He disclosed that some Z$10 trillion in the old currency remains unaccounted for with only Z$35 trillion out of Z$45 trillion formerly in circulation converted into new money.
Gono said the currency not presented for exchange represented 22% of Zimbabwe's cash in circulation and had been ‘’trapped into the wilderness of underground markets either inside the country or doing some overtime outside our borders.” Gono warned "major cash movers" including wholesalers and supermarkets that the central bank would "clamp down on those who are bent on fueling the parallel market."
Gono had vowed not to extend the deadline past Monday, August 21st. But he said legislators, provincial governors, traditional chiefs and others brought to his attention the hardship this imposed on rural inhabitants without ready access to banks.
Human rights groups raised concerns about how the exchange was conducted, and members of the public complained of harassment and outright theft by state security agents and ruling party youth militia manning roadblocks across Zimbabwe.
The central bank governor apologized for such incidents.

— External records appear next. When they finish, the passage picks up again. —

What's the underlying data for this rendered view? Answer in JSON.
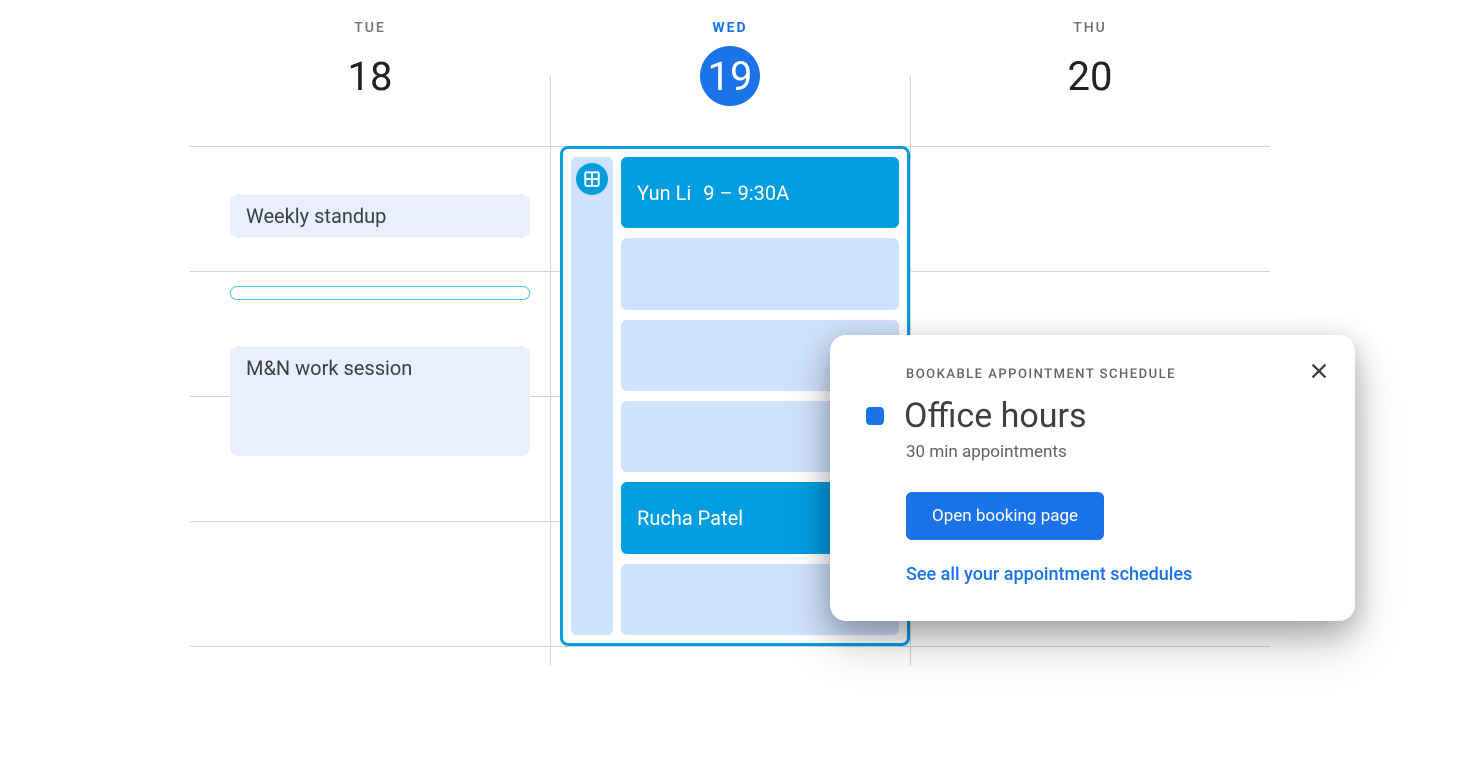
{
  "days": [
    {
      "label": "TUE",
      "number": "18",
      "active": false
    },
    {
      "label": "WED",
      "number": "19",
      "active": true
    },
    {
      "label": "THU",
      "number": "20",
      "active": false
    }
  ],
  "tue_events": {
    "standup": "Weekly standup",
    "work_session": "M&N work session"
  },
  "wed_slots": [
    {
      "name": "Yun Li",
      "time": "9 – 9:30A",
      "filled": true
    },
    {
      "name": "",
      "time": "",
      "filled": false
    },
    {
      "name": "",
      "time": "",
      "filled": false
    },
    {
      "name": "",
      "time": "",
      "filled": false
    },
    {
      "name": "Rucha Patel",
      "time": "",
      "filled": true
    },
    {
      "name": "",
      "time": "",
      "filled": false
    }
  ],
  "popup": {
    "eyebrow": "BOOKABLE APPOINTMENT SCHEDULE",
    "title": "Office hours",
    "subtitle": "30 min appointments",
    "button": "Open booking page",
    "link": "See all your appointment schedules"
  }
}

Reporter Blessing Zulu of VOA's Studio 7 for Zimbabwe asked economist Godfrey Kanyenze, director of the Labor and Economic Development Research Institute for his perspective on the extension of the deadline for those living outside the cities.